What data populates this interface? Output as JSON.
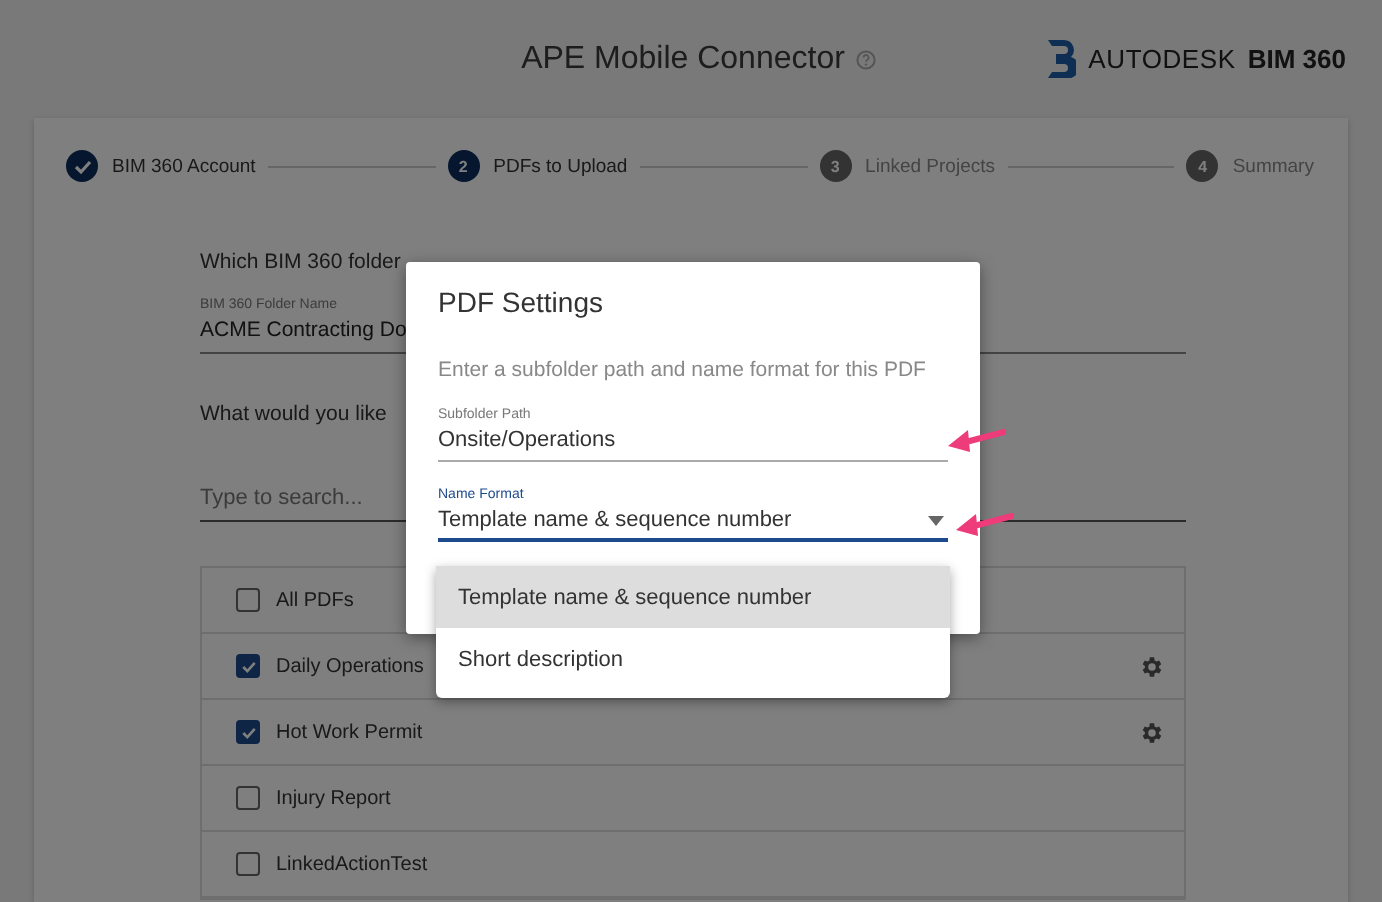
{
  "header": {
    "title": "APE Mobile Connector",
    "logo": {
      "brand": "AUTODESK",
      "product": "BIM 360"
    }
  },
  "steps": [
    {
      "label": "BIM 360 Account",
      "done": true,
      "active": true
    },
    {
      "number": "2",
      "label": "PDFs to Upload",
      "done": false,
      "active": true
    },
    {
      "number": "3",
      "label": "Linked Projects",
      "done": false,
      "active": false
    },
    {
      "number": "4",
      "label": "Summary",
      "done": false,
      "active": false
    }
  ],
  "form": {
    "folder_question": "Which BIM 360 folder",
    "folder_field": {
      "label": "BIM 360 Folder Name",
      "value": "ACME Contracting Do"
    },
    "pdf_question": "What would you like",
    "search": {
      "placeholder": "Type to search..."
    },
    "pdfs": [
      {
        "label": "All PDFs",
        "checked": false,
        "settings": false
      },
      {
        "label": "Daily Operations",
        "checked": true,
        "settings": true
      },
      {
        "label": "Hot Work Permit",
        "checked": true,
        "settings": true
      },
      {
        "label": "Injury Report",
        "checked": false,
        "settings": false
      },
      {
        "label": "LinkedActionTest",
        "checked": false,
        "settings": false
      }
    ]
  },
  "dialog": {
    "title": "PDF Settings",
    "description": "Enter a subfolder path and name format for this PDF",
    "subfolder_field": {
      "label": "Subfolder Path",
      "value": "Onsite/Operations"
    },
    "name_format": {
      "label": "Name Format",
      "value": "Template name & sequence number",
      "expanded": true
    },
    "menu": [
      {
        "label": "Template name & sequence number",
        "selected": true
      },
      {
        "label": "Short description",
        "selected": false
      }
    ]
  }
}
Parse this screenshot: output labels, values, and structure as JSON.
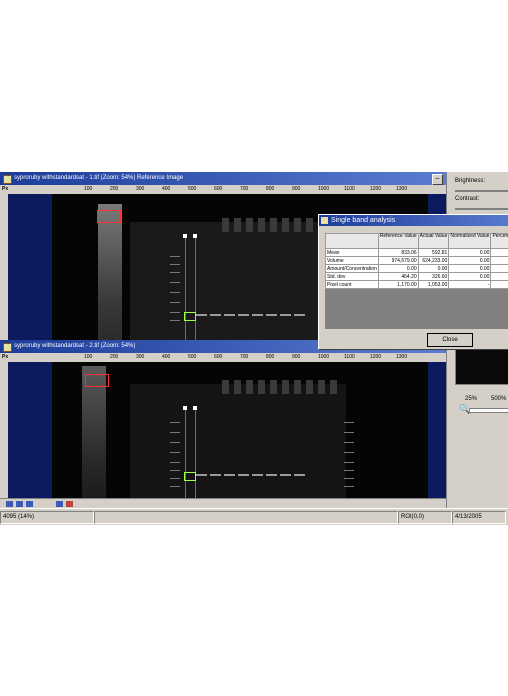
{
  "window1": {
    "title": "syproruby withstandardsat - 1.tif  (Zoom: 54%) Reference Image"
  },
  "window2": {
    "title": "syproruby withstandardsat - 2.tif  (Zoom: 54%)"
  },
  "ruler": {
    "corner_label": "Px",
    "ticks": [
      "100",
      "200",
      "300",
      "400",
      "500",
      "600",
      "700",
      "800",
      "900",
      "1000",
      "1100",
      "1200",
      "1300"
    ]
  },
  "right_panel": {
    "brightness_label": "Brightness:",
    "contrast_label": "Contrast:",
    "zoom_min": "25%",
    "zoom_max": "500%"
  },
  "dialog": {
    "title": "Single band analysis",
    "columns": [
      "",
      "Reference Value",
      "Actual Value",
      "Normalized Value",
      "Percent Difference"
    ],
    "rows": [
      [
        "Mean",
        "833.06",
        "592.81",
        "0.00",
        "0."
      ],
      [
        "Volume",
        "974,679.00",
        "624,233.00",
        "0.00",
        "0."
      ],
      [
        "Amount/Concentration",
        "0.00",
        "0.00",
        "0.00",
        "0."
      ],
      [
        "Std. dev",
        "464.20",
        "326.60",
        "0.00",
        ""
      ],
      [
        "Pixel count",
        "1,170.00",
        "1,053.00",
        "-",
        ""
      ]
    ],
    "close_label": "Close"
  },
  "status": {
    "left": "4095 (14%)",
    "roi": "ROI(0,0)",
    "date": "4/13/2005"
  },
  "colors": {
    "titlebar": "#1c3c9a",
    "roi": "#ff3030",
    "band_roi": "#a0ff40",
    "canvas_frame": "#0c1a60"
  }
}
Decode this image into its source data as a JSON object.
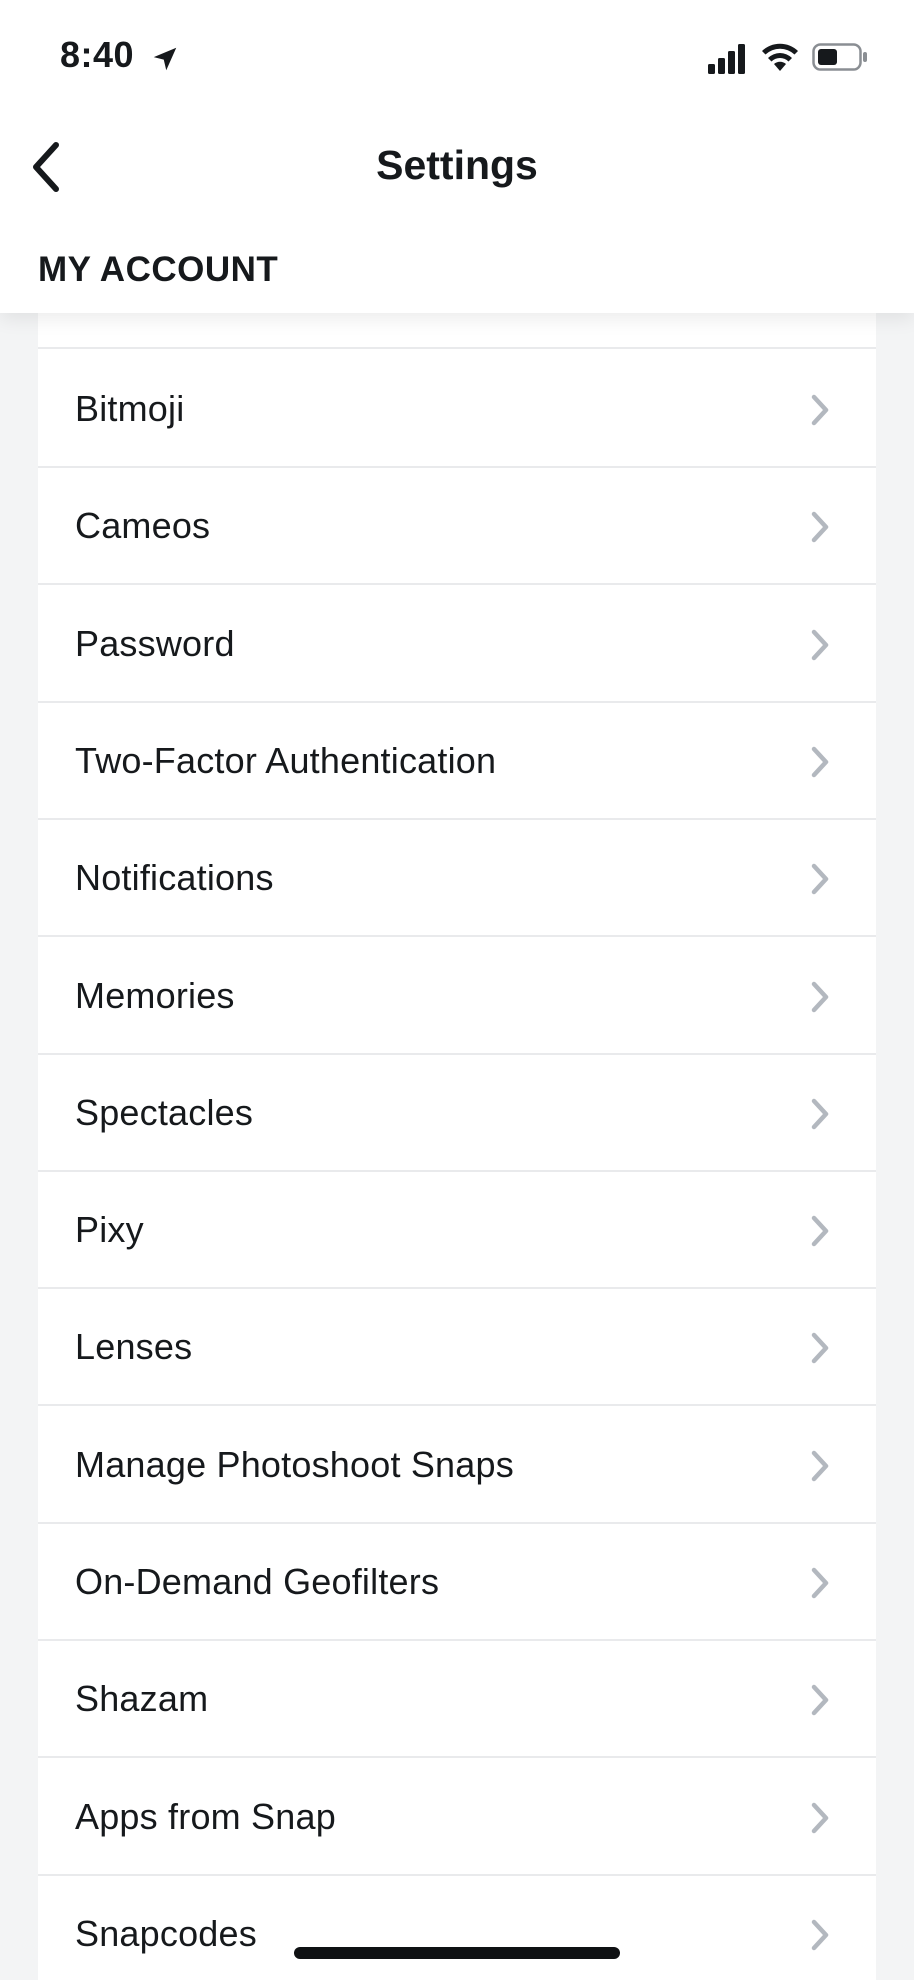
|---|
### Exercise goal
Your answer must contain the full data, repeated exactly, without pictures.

### Response box
What data populates this interface? Output as JSON.
{
  "header": {
    "title": "APE Mobile Connector",
    "logo": {
      "brand": "AUTODESK",
      "product": "BIM 360"
    }
  },
  "steps": [
    {
      "label": "BIM 360 Account",
      "done": true,
      "active": true
    },
    {
      "number": "2",
      "label": "PDFs to Upload",
      "done": false,
      "active": true
    },
    {
      "number": "3",
      "label": "Linked Projects",
      "done": false,
      "active": false
    },
    {
      "number": "4",
      "label": "Summary",
      "done": false,
      "active": false
    }
  ],
  "form": {
    "folder_question": "Which BIM 360 folder",
    "folder_field": {
      "label": "BIM 360 Folder Name",
      "value": "ACME Contracting Do"
    },
    "pdf_question": "What would you like",
    "search": {
      "placeholder": "Type to search..."
    },
    "pdfs": [
      {
        "label": "All PDFs",
        "checked": false,
        "settings": false
      },
      {
        "label": "Daily Operations",
        "checked": true,
        "settings": true
      },
      {
        "label": "Hot Work Permit",
        "checked": true,
        "settings": true
      },
      {
        "label": "Injury Report",
        "checked": false,
        "settings": false
      },
      {
        "label": "LinkedActionTest",
        "checked": false,
        "settings": false
      }
    ]
  },
  "dialog": {
    "title": "PDF Settings",
    "description": "Enter a subfolder path and name format for this PDF",
    "subfolder_field": {
      "label": "Subfolder Path",
      "value": "Onsite/Operations"
    },
    "name_format": {
      "label": "Name Format",
      "value": "Template name & sequence number",
      "expanded": true
    },
    "menu": [
      {
        "label": "Template name & sequence number",
        "selected": true
      },
      {
        "label": "Short description",
        "selected": false
      }
    ]
  }
}
Parse this screenshot: output labels, values, and structure as JSON.
{
  "window1": {
    "title": "syproruby withstandardsat - 1.tif  (Zoom: 54%) Reference Image"
  },
  "window2": {
    "title": "syproruby withstandardsat - 2.tif  (Zoom: 54%)"
  },
  "ruler": {
    "corner_label": "Px",
    "ticks": [
      "100",
      "200",
      "300",
      "400",
      "500",
      "600",
      "700",
      "800",
      "900",
      "1000",
      "1100",
      "1200",
      "1300"
    ]
  },
  "right_panel": {
    "brightness_label": "Brightness:",
    "contrast_label": "Contrast:",
    "zoom_min": "25%",
    "zoom_max": "500%"
  },
  "dialog": {
    "title": "Single band analysis",
    "columns": [
      "",
      "Reference Value",
      "Actual Value",
      "Normalized Value",
      "Percent Difference"
    ],
    "rows": [
      [
        "Mean",
        "833.06",
        "592.81",
        "0.00",
        "0."
      ],
      [
        "Volume",
        "974,679.00",
        "624,233.00",
        "0.00",
        "0."
      ],
      [
        "Amount/Concentration",
        "0.00",
        "0.00",
        "0.00",
        "0."
      ],
      [
        "Std. dev",
        "464.20",
        "326.60",
        "0.00",
        ""
      ],
      [
        "Pixel count",
        "1,170.00",
        "1,053.00",
        "-",
        ""
      ]
    ],
    "close_label": "Close"
  },
  "status": {
    "left": "4095 (14%)",
    "roi": "ROI(0,0)",
    "date": "4/13/2005"
  },
  "colors": {
    "titlebar": "#1c3c9a",
    "roi": "#ff3030",
    "band_roi": "#a0ff40",
    "canvas_frame": "#0c1a60"
  }
}
Decode this image into its source data as a JSON object.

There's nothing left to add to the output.